++++ Data provided
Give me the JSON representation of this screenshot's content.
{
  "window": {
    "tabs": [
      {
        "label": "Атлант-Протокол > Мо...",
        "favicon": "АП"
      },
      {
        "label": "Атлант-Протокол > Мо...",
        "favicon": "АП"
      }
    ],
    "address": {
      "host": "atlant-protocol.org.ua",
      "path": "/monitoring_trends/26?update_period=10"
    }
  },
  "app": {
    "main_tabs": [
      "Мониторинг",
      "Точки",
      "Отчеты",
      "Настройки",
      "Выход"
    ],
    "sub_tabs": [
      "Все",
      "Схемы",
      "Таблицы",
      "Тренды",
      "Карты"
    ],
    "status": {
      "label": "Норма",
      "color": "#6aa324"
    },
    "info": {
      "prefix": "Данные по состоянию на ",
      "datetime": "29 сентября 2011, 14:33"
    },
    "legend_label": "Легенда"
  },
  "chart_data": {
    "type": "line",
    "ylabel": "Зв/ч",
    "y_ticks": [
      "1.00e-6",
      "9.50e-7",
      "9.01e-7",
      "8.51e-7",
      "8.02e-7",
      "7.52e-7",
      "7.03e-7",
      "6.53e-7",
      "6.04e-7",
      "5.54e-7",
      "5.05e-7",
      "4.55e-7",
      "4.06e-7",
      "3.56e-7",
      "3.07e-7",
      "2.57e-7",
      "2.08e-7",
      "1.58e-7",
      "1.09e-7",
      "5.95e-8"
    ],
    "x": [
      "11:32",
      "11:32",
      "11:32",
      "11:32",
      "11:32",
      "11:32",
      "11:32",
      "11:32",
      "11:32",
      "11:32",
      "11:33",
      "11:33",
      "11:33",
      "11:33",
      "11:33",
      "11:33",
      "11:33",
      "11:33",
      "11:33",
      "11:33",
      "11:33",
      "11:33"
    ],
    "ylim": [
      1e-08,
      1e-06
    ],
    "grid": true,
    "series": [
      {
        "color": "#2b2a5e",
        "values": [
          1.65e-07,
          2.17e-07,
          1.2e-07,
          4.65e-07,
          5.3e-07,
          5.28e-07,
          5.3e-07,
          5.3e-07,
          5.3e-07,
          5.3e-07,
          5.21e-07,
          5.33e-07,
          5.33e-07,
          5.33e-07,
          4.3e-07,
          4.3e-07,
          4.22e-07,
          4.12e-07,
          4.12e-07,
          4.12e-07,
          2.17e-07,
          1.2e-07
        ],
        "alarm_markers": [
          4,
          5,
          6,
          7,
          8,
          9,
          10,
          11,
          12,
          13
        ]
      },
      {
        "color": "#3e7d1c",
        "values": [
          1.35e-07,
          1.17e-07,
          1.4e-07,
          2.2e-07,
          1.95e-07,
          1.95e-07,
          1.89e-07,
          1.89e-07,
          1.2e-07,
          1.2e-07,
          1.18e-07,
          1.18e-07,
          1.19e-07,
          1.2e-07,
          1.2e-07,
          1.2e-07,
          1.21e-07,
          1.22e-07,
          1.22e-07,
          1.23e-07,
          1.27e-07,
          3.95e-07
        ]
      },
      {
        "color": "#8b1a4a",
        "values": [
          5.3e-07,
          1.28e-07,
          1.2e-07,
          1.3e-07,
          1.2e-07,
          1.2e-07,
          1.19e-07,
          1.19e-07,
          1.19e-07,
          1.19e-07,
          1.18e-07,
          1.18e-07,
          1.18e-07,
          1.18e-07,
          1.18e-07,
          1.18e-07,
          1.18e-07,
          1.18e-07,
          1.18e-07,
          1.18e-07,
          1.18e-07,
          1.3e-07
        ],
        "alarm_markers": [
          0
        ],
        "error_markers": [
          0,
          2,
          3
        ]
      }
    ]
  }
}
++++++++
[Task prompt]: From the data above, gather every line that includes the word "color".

[Response box]:
      "color": "#6aa324"
        "color": "#2b2a5e",
        "color": "#3e7d1c",
        "color": "#8b1a4a",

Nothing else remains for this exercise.